A lot of questions remain. Do social place cells respond differently to different individuals, or do they generalize to all members of that species? Do they exist in other animals, including humans? How are these cells important, if at all, for the animals’ social behavior? With regards to this latter question, the authors speculate that having a “social GPS” system embedded in our brains would likely have conferred many behavioral and reproductive advantages in the course of mammalian evolution, such as for courting potential mates and for group activities like hunting .
It’s worth re-emphasizing the key differences between these studies and prior studies that failed to find social place cells; not only did the animals in the present studies have significant social interactions with each other, but also they were engaged in tasks in which they were motivated to pay attention to the location of the other individual . Where their fellow bat or rat went determined where they were supposed to go in order to get a reward, and somehow, that simple manipulation of giving them a reason to pay attention to the other’s location prompted cells in their hippocampus to “care” about (i.e. be active in response to) another’s location.

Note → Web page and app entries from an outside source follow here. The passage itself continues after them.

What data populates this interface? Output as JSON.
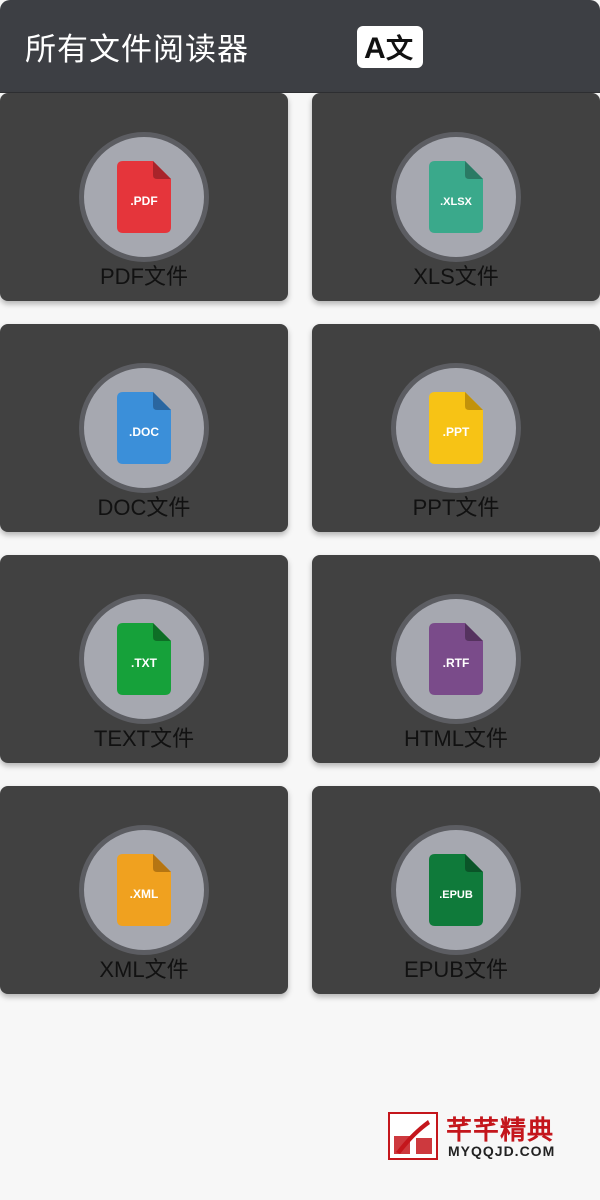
{
  "app_bar": {
    "title": "所有文件阅读器",
    "translate_button": {
      "icon": "translate-icon",
      "glyph_a": "A",
      "glyph_b": "文"
    }
  },
  "files": [
    {
      "id": "pdf",
      "label": "PDF文件",
      "ext": ".PDF",
      "color": "#e5353b",
      "fold": "#a8242a"
    },
    {
      "id": "xls",
      "label": "XLS文件",
      "ext": ".XLSX",
      "color": "#3aa98b",
      "fold": "#2a7a64"
    },
    {
      "id": "doc",
      "label": "DOC文件",
      "ext": ".DOC",
      "color": "#3b8fd9",
      "fold": "#2a66a0"
    },
    {
      "id": "ppt",
      "label": "PPT文件",
      "ext": ".PPT",
      "color": "#f7c315",
      "fold": "#c2920a"
    },
    {
      "id": "text",
      "label": "TEXT文件",
      "ext": ".TXT",
      "color": "#16a13a",
      "fold": "#0e6e26"
    },
    {
      "id": "html",
      "label": "HTML文件",
      "ext": ".RTF",
      "color": "#7a4b8a",
      "fold": "#55325f"
    },
    {
      "id": "xml",
      "label": "XML文件",
      "ext": ".XML",
      "color": "#f0a11f",
      "fold": "#b57512"
    },
    {
      "id": "epub",
      "label": "EPUB文件",
      "ext": ".EPUB",
      "color": "#0f7a3a",
      "fold": "#0a5428"
    }
  ],
  "watermark": {
    "title": "芊芊精典",
    "url": "MYQQJD.COM"
  }
}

In my mind, this is not unlike how, whether consciously or subconsciously, your future trajectory may be influenced by the location of your child (“how can I be sure to keep him/her out of danger?”) or your crush (“how can I find an excuse to talk to him/her?”). While we have yet to fully understand how these various sorts of motivations manifest in the brain and could feasibly form and maintain social place cells in the hippocampus, I find it incredible that the brain could have the means to wire up its own GPS tracking system. A little creepy, perhaps, but incredible.
- O’Keefe, J. (2014). Spatial Cells in the Hippocampal Formation. Nobel Lecture. https://www.nobelprize.org/nobel_prizes/medicine/laureates/2014/okeefe-lecture.pdf
- Moser, M.-B., Rowland, D. C., & Moser, E. I. (2015). Place Cells, Grid Cells, and Memory. Cold Spring Harbor Perspectives in Biology, 7(2). https://doi.org/10.1101/cshperspect.a021808
- Danjo, T., Toyoizumi, T., & Fujisawa, S. (2018). Spatial representations of self and other in the hippocampus. Science, 359(6372), 213. https://doi.org/10.1126/science.aao3898
- Omer, D. B., Maimon, S. R., Las, L., & Ulanovsky, N. (2018). Social place-cells in the bat hippocampus. Science, 359(6372), 218. https://doi.org/10.1126/science.aao3474
- Zynyuk, L. , Huxter, J. , Muller, R. U. and Fox, S. E. (2012), The presence of a second rat has only subtle effects on the location‐specific firing of hippocampal place cells. Hippocampus, 22: 1405-1416. doi:10.1002/hipo.20977